All scholars hold the view that the primary source of our sand lies with the weathering and erosion of granite outcrops – a process that is said to take billions of years (uniformitarianism). But is this correct? Is there anybody brave enough to challenge this seemingly impregnable bastion of geological principles? Extraterrestrial Sands does just that. Extraterrestrial Sands dismantles the consensus model and explores the radical idea that sand is extraterrestrial in origin.
The theory states that the planet Mars entered into hundreds of catastrophic close encounters with earth during historical times. During these encounters an incandescent molten Mars internally convulsed and ejected immeasurable quantities of vaporised rock, volatiles, dust and debris out into space – a natural by-product of planetary chaos. Vast swaths of rock vapour fell to earth (along with tons of other sedimentary material) where it condensed out of the atmosphere as tiny quartz grains. In other words, it rained sand! Earth has been subjected to a number of catastrophic sand and debris ‘accretion events’ in the past few thousand years and the evidence is obvious for all to see. It reaches us in the form of Earth’s sandy deserts, beaches, dune fields and sandstone deposits.

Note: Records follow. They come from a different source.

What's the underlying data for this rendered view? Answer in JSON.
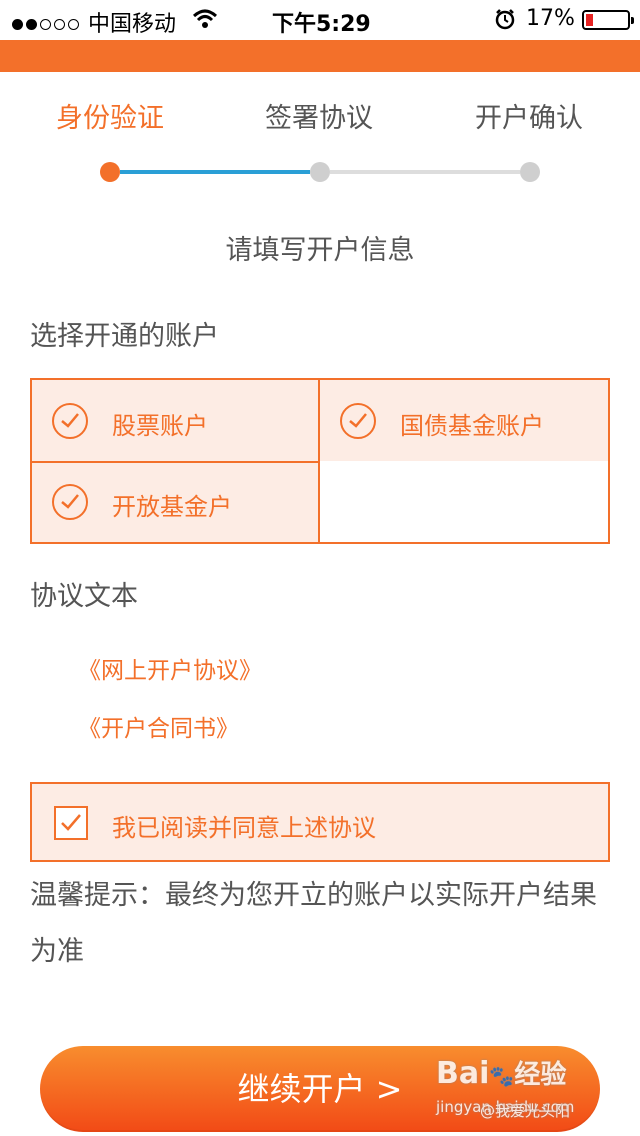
{
  "status_bar": {
    "carrier": "中国移动",
    "time": "下午5:29",
    "battery": "17%"
  },
  "steps": [
    {
      "label": "身份验证"
    },
    {
      "label": "签署协议"
    },
    {
      "label": "开户确认"
    }
  ],
  "form_title": "请填写开户信息",
  "accounts": {
    "section_label": "选择开通的账户",
    "items": [
      {
        "label": "股票账户"
      },
      {
        "label": "国债基金账户"
      },
      {
        "label": "开放基金户"
      }
    ]
  },
  "agreements": {
    "section_label": "协议文本",
    "links": [
      "《网上开户协议》",
      "《开户合同书》"
    ],
    "agree_label": "我已阅读并同意上述协议"
  },
  "tip": "温馨提示：最终为您开立的账户以实际开户结果为准",
  "continue_label": "继续开户 >",
  "watermark": {
    "brand": "Bai",
    "text": "经验",
    "site": "jingyan.baidu.com",
    "author": "@我爱光头阳"
  },
  "colors": {
    "accent": "#f3702a",
    "progress_line": "#2a9fd6"
  }
}
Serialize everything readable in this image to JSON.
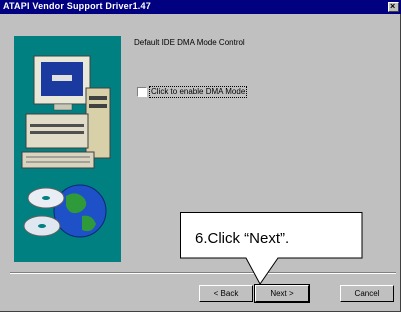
{
  "window": {
    "title": "ATAPI Vendor Support Driver1.47",
    "close_glyph": "×"
  },
  "illustration": {
    "icon": "computer-cd-globe-illustration"
  },
  "main": {
    "heading": "Default IDE DMA Mode Control",
    "checkbox": {
      "label": "Click to enable DMA Mode",
      "checked": false
    }
  },
  "buttons": {
    "back": "< Back",
    "next": "Next >",
    "cancel": "Cancel"
  },
  "callout": {
    "text": "6.Click “Next”."
  }
}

If proven, the theory laid out in Extraterrestrial Sands has the potential to rewrite Earth’s history. A fascinating read, it will appeal to those with an interest in global and Martian geology.